Since its launch in November 2022, ChatGPT has become a hot topic and has taken up more and more space in the media sphere. More domains are integrating Large Language Models (LLM) as part of their services. However, the question of whether AI’s expanding presence in our lives is beneficial or detrimental remains a subject of debate. Today, the trends show that most people are excited to reap the benefits of LLMs and conversational AI. But what exactly are large language models? How are they created and why are they so powerful? You’ll find the answers to these questions in this blog post!
Before diving into the world of LLMs, it is important to understand the intuition behind them and their limitations. This article aims to equip you with the knowledge you need to understand the technology and shed some light on the (in-)consistencies of ChatGPT.
This article was written in collaboration with our R&D team members: Firas Hmida, PhD Machine Learning & NLP and Nora Lindvall, NLP master student.
Language Model Intuition
Before answering the question “does ChatGPT really rely on NLU?”, let’s see how LMs work and the intuition behind their technology.
If you ask people if “It is raining cats and mice” sounds natural, most answers would be “no, it should be it is raining cats and dogs“. It is partially right. From an NLP point of view, this word sequence is not frequent/probable. More precisely, humans speak using words that “often” occur together in a well-defined order. Even if we provide the first part of the sentence “it is raining”, a native English speaker tends to produce “cats and dogs” because it is a frequent word combination in English. This is how Language Models (LMs) work.
Current LMs are Neural Networks that have been trained on texts that humans produced (so considered “ground truth”). The mechanism we use during the training process aims to teach the language model to guess the next word for a given set of words. For example, the model takes as input “Once upon a [blank]” and should fill the [blank] with “time” but not with “region”. We tend to talk about language models in terms of probability. A “natural” (humanly acceptable) utterance is a sequence of words with high probability.
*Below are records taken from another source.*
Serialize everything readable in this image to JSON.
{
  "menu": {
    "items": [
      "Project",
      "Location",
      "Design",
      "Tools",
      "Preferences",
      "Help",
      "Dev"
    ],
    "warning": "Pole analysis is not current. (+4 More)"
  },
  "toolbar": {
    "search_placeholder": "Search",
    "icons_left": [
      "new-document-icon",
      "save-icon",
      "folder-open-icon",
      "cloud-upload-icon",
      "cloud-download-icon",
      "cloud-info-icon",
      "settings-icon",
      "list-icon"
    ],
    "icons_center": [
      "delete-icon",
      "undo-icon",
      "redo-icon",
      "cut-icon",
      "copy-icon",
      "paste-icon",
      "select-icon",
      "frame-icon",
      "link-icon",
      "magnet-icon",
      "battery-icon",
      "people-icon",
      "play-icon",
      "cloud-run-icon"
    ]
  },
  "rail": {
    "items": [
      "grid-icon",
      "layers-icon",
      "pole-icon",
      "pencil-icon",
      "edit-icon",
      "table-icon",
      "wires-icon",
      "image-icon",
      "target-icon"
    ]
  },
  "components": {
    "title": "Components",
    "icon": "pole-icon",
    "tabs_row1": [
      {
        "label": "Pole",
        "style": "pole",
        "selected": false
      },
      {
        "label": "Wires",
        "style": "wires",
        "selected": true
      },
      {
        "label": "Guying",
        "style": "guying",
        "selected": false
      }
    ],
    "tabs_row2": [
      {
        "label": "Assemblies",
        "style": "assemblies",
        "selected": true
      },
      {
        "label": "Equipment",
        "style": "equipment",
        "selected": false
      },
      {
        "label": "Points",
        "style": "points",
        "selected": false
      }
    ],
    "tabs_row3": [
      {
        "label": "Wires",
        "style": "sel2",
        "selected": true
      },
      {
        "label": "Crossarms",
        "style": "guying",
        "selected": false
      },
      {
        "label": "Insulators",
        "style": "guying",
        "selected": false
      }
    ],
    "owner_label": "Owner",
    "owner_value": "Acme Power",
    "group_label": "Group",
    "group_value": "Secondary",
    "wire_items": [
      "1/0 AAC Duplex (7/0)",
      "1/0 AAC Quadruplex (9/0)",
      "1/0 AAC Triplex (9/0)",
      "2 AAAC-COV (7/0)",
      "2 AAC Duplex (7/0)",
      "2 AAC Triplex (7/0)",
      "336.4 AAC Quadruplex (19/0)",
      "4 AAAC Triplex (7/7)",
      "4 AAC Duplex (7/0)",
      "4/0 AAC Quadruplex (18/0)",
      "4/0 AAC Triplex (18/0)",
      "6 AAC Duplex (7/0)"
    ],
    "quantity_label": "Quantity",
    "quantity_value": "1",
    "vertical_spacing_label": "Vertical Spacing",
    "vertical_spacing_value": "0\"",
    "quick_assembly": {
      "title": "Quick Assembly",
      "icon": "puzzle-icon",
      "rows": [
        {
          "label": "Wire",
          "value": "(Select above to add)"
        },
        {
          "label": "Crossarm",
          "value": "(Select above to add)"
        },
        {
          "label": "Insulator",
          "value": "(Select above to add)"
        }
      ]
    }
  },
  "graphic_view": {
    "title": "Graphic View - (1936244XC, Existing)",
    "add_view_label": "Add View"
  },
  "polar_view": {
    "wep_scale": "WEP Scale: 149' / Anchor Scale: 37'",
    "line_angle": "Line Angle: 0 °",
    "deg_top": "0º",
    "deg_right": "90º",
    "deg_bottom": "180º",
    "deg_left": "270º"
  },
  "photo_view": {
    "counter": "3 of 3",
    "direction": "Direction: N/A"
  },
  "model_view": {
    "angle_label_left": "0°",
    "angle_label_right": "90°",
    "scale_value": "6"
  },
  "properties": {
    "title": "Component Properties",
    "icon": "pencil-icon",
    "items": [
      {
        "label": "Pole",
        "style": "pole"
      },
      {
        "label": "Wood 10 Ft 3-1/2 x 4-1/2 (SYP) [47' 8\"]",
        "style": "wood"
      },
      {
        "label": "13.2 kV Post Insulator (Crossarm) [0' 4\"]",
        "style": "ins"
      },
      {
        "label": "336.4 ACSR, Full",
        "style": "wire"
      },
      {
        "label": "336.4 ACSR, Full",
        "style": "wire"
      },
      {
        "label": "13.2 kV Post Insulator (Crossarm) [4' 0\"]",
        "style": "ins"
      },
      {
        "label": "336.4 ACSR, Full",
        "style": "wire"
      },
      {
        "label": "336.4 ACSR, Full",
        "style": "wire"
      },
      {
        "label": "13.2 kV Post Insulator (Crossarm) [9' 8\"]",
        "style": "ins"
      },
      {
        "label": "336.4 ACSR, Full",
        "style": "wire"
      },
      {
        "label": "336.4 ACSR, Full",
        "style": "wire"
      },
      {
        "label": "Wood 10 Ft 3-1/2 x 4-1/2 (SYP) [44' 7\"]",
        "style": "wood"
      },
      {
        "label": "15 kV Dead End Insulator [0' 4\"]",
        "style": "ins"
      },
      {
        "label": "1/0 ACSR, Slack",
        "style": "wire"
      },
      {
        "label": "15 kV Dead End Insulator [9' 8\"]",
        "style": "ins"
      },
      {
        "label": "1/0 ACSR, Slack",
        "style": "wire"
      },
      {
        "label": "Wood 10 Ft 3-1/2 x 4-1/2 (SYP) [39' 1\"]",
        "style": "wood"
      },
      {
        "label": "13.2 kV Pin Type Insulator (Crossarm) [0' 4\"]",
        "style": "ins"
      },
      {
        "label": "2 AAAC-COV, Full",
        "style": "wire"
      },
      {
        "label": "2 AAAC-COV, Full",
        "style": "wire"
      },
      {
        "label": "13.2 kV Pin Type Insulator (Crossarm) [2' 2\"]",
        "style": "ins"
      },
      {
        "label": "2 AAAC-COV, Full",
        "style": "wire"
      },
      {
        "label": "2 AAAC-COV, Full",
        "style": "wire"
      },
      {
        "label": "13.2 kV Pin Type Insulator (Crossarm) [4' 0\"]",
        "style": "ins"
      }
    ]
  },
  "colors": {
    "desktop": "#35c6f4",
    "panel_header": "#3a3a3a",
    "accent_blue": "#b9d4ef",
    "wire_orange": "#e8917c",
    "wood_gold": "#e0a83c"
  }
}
At this level (and to simplify things), during the training pipeline, the language model can predict/guess all the possible words. You usually rank them depending on their probability of occurring in a given utterance. That means that the LM should handle all words in a given language. The more words a language includes, the larger the LM.
Large Language Models
We call them “Large” Language Models (LLMs) because these models have a high memory and size requirement. They reach several gigabytes, due to the inclusion of billions of parameters. Parameters can be thought of as adjustable settings that allow the model to learn. With more parameters, the model can grasp more complex concepts. LLMs like GPT3, GPT-4, and ChatGPT, which are used in production, rely on numerous supercomputers running on data center servers.
Over time, these models are trained on massive datasets, leading to their continuous growth in size and significant increase in power. Due to the large amount of data that they use during training, LLMs can perform a wide range of tasks with limited or no human guidance. It includes essay writing, answering questions about science and technology, summarizing documents and even coding. However, their fundamental purpose is to predict the next word in a sentence, similar to the autocomplete feature when composing an email.
Why are LLMs so Powerful?
If LLMs, like ChatGPT and others, just perform predicting which word will come next for a given sentence, it is crucial to understand that this constitutes a highly specialized “reasoning” or “thinking” from a human point of view – only one way of thinking.
In fact, the initial concept of language models was introduced by Claude Shannon in the 50’s. What is new today is the rise of computing that can be reached thanks to data center servers, and their combination with Machine Learning Algorithms.
So why are they so strong?
There are two essential components that contribute to the success of these models:
- The first aspect involves their ability to blend word contexts in a manner that greatly enhances its proficiency in predicting the next word;
- The other component of this key factor lies in the training methodology. Large Language Models undergo training using massive quantities of data gathered from various online sources. These sources encompass books, blogs, news websites, Wikipedia articles, discussions on platforms, and conversations from social media.
Throughout training, we provide a bench of text sourced from one of these platforms and tell the model to predict the next word. If the model’s prediction is incorrect, we make slight adjustments to the model until it produces the correct answer. When considering the objective of training an LLM, it aims to generate text that could feasibly have been found on the internet. Since it cannot memorize the entirety of the internet, it relies on encoded representations to make compromises. This may occasionally result in slight inaccuracies, albeit hopefully not significant ones.
Will ChatGPT take over?
Don’t let the human-like interaction fool you – ChatGPT may seem to have a life of its own, but it is just an illusion. Behind the scenes, it simply generates output based on its database of texts written by humans. It predicts the next word based on extensive context. It is by no means conscious or has its own will. Contrary to what we can see in movies, there is no need to worry about ChatGPT suddenly turning against humanity, seeking world domination. Dry as it may sound, it is just a model spitting out predictions. One last thing: if you want to know the opinion of Yann LeCun, one of the pioneering researchers behind deep learning, we suggest you check this interview out.